## WORK INSTRUCTION
Images aside, return all the entries exactly.

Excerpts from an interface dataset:
■ ■ ■ ■

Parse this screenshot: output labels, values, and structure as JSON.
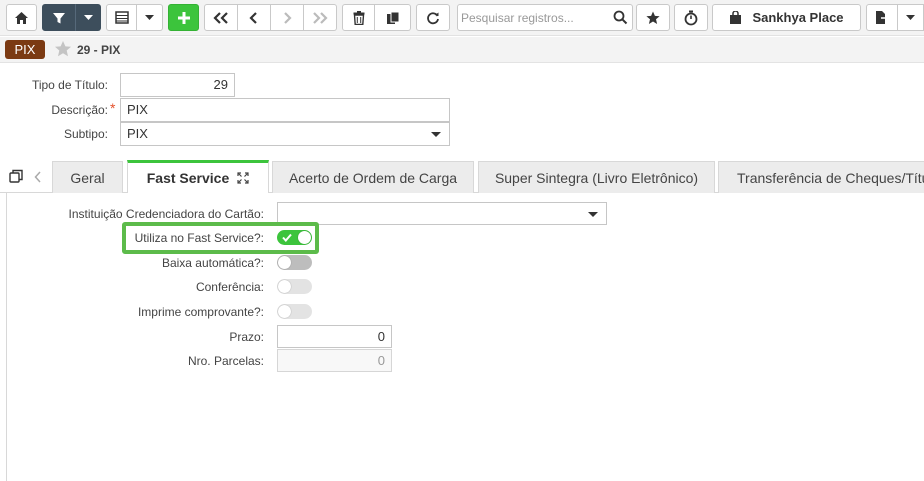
{
  "toolbar": {
    "search_placeholder": "Pesquisar registros...",
    "place_label": "Sankhya Place"
  },
  "record": {
    "badge": "PIX",
    "title": "29 - PIX"
  },
  "form": {
    "tipo_label": "Tipo de Título:",
    "tipo_value": "29",
    "descricao_label": "Descrição:",
    "required_mark": "*",
    "descricao_value": "PIX",
    "subtipo_label": "Subtipo:",
    "subtipo_value": "PIX"
  },
  "tabs": [
    {
      "label": "Geral"
    },
    {
      "label": "Fast Service"
    },
    {
      "label": "Acerto de Ordem de Carga"
    },
    {
      "label": "Super Sintegra (Livro Eletrônico)"
    },
    {
      "label": "Transferência de Cheques/Títu"
    }
  ],
  "fast_service": {
    "instituicao_label": "Instituição Credenciadora do Cartão:",
    "instituicao_value": "",
    "utiliza_label": "Utiliza no Fast Service?:",
    "utiliza_on": true,
    "baixa_label": "Baixa automática?:",
    "baixa_on": false,
    "conferencia_label": "Conferência:",
    "conferencia_on": false,
    "imprime_label": "Imprime comprovante?:",
    "imprime_on": false,
    "prazo_label": "Prazo:",
    "prazo_value": "0",
    "parcelas_label": "Nro. Parcelas:",
    "parcelas_value": "0"
  },
  "colors": {
    "accent_green": "#3cc43c",
    "badge_brown": "#7b3a12",
    "dark_button": "#3d4e5c",
    "highlight_green": "#5cbb4a"
  }
}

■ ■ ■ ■

## TASK RESPONSE
Parse this screenshot: output labels, values, and structure as JSON.
{
  "toolbar": {
    "search_placeholder": "Pesquisar registros...",
    "place_label": "Sankhya Place"
  },
  "record": {
    "badge": "PIX",
    "title": "29 - PIX"
  },
  "form": {
    "tipo_label": "Tipo de Título:",
    "tipo_value": "29",
    "descricao_label": "Descrição:",
    "required_mark": "*",
    "descricao_value": "PIX",
    "subtipo_label": "Subtipo:",
    "subtipo_value": "PIX"
  },
  "tabs": [
    {
      "label": "Geral"
    },
    {
      "label": "Fast Service"
    },
    {
      "label": "Acerto de Ordem de Carga"
    },
    {
      "label": "Super Sintegra (Livro Eletrônico)"
    },
    {
      "label": "Transferência de Cheques/Títu"
    }
  ],
  "fast_service": {
    "instituicao_label": "Instituição Credenciadora do Cartão:",
    "instituicao_value": "",
    "utiliza_label": "Utiliza no Fast Service?:",
    "utiliza_on": true,
    "baixa_label": "Baixa automática?:",
    "baixa_on": false,
    "conferencia_label": "Conferência:",
    "conferencia_on": false,
    "imprime_label": "Imprime comprovante?:",
    "imprime_on": false,
    "prazo_label": "Prazo:",
    "prazo_value": "0",
    "parcelas_label": "Nro. Parcelas:",
    "parcelas_value": "0"
  },
  "colors": {
    "accent_green": "#3cc43c",
    "badge_brown": "#7b3a12",
    "dark_button": "#3d4e5c",
    "highlight_green": "#5cbb4a"
  }
}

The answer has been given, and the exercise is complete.